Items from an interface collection
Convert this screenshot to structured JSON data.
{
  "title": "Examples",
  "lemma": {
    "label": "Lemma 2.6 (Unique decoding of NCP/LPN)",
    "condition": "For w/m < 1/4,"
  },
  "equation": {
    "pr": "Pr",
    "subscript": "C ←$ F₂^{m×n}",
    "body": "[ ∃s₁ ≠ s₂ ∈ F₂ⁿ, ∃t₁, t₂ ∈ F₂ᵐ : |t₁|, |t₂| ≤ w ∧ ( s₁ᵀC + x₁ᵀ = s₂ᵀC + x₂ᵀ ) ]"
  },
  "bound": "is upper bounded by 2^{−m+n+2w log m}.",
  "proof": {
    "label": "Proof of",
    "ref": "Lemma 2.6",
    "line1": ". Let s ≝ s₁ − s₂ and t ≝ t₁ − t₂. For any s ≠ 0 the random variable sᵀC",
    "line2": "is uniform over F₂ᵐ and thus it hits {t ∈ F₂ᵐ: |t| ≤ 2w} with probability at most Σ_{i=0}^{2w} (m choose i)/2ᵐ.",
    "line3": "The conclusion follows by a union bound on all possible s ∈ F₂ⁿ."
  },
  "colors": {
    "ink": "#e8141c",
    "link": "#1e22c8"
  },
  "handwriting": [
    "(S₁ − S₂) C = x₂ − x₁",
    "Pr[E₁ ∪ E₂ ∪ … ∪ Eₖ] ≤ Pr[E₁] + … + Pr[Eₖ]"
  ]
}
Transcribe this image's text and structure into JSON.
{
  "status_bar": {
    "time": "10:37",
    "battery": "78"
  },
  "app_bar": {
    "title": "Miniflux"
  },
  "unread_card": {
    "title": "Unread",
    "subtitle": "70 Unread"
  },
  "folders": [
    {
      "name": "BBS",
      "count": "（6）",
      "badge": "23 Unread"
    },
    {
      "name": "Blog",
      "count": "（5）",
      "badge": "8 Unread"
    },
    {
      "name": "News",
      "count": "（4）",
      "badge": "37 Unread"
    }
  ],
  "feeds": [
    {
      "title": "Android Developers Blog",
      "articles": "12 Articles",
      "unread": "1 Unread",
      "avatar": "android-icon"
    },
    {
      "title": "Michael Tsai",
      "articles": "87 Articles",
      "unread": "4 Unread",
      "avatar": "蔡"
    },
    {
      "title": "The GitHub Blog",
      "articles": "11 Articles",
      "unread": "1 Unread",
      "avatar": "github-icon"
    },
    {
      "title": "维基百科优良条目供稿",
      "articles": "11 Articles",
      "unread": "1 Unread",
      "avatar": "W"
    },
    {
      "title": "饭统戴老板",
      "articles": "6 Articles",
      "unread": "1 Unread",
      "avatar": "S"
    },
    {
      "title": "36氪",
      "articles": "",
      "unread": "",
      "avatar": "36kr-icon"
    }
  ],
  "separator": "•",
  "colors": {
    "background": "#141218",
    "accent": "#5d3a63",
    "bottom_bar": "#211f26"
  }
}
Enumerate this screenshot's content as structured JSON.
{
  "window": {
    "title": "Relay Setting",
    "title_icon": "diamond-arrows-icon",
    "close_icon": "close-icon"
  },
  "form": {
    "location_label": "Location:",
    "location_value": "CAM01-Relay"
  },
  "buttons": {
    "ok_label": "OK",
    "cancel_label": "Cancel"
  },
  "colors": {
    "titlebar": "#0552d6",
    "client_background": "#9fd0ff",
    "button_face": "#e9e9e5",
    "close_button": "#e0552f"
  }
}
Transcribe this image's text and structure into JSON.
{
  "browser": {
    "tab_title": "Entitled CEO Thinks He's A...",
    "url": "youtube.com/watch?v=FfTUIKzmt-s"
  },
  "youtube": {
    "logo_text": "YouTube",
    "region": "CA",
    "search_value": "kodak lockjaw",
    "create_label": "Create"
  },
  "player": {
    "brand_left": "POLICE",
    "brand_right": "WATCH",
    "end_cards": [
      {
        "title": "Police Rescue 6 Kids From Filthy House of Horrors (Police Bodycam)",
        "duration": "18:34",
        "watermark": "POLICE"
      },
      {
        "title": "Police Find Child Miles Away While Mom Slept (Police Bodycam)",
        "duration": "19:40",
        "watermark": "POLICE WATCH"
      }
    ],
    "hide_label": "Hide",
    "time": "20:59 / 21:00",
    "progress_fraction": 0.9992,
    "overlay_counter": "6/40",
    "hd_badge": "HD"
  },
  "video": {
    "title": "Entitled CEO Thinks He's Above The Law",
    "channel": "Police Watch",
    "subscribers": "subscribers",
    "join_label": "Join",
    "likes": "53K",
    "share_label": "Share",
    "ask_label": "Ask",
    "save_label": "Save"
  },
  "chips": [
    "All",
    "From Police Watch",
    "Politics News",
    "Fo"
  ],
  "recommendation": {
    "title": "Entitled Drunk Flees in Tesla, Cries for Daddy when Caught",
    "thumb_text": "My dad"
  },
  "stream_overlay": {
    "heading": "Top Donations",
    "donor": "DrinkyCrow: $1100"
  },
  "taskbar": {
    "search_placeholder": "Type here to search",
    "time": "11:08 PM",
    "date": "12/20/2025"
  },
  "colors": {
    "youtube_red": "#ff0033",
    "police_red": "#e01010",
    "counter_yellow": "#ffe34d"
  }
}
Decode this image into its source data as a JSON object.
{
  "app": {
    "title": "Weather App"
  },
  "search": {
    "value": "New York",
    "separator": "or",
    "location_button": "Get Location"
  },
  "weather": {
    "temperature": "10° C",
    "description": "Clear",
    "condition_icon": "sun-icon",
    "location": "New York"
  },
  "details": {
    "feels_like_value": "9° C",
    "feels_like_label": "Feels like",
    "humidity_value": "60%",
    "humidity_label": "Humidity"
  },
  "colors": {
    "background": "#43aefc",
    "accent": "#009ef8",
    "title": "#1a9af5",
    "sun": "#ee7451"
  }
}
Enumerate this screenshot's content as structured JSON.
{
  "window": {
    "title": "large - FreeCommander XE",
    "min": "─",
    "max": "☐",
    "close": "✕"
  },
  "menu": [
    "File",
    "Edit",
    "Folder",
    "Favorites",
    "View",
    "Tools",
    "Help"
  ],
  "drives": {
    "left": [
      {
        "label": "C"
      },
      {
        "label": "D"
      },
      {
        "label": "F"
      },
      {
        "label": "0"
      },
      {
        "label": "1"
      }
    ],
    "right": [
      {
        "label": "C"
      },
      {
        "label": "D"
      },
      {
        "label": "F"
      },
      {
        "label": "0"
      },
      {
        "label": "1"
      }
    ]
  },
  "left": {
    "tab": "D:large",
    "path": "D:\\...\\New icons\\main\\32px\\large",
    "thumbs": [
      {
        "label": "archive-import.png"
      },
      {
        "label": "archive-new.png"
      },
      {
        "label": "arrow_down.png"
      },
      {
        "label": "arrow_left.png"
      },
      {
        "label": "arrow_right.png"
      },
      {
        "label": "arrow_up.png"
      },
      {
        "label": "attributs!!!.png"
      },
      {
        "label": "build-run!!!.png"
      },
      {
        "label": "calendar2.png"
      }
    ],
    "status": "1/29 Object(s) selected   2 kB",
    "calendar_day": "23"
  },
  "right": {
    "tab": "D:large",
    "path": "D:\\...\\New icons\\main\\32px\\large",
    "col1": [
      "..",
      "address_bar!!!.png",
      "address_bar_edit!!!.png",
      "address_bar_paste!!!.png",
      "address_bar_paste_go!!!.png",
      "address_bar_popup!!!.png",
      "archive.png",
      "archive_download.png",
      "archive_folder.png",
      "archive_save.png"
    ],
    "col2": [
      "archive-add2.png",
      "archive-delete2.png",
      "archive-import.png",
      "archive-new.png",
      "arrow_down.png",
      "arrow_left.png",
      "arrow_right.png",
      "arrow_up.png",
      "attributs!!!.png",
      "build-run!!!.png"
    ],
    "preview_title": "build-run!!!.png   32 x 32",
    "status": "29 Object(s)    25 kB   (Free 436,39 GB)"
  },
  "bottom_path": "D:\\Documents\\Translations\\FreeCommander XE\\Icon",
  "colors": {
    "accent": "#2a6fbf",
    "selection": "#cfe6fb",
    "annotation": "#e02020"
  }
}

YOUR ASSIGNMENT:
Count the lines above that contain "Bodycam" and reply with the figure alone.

EXERCISE RESULT:
2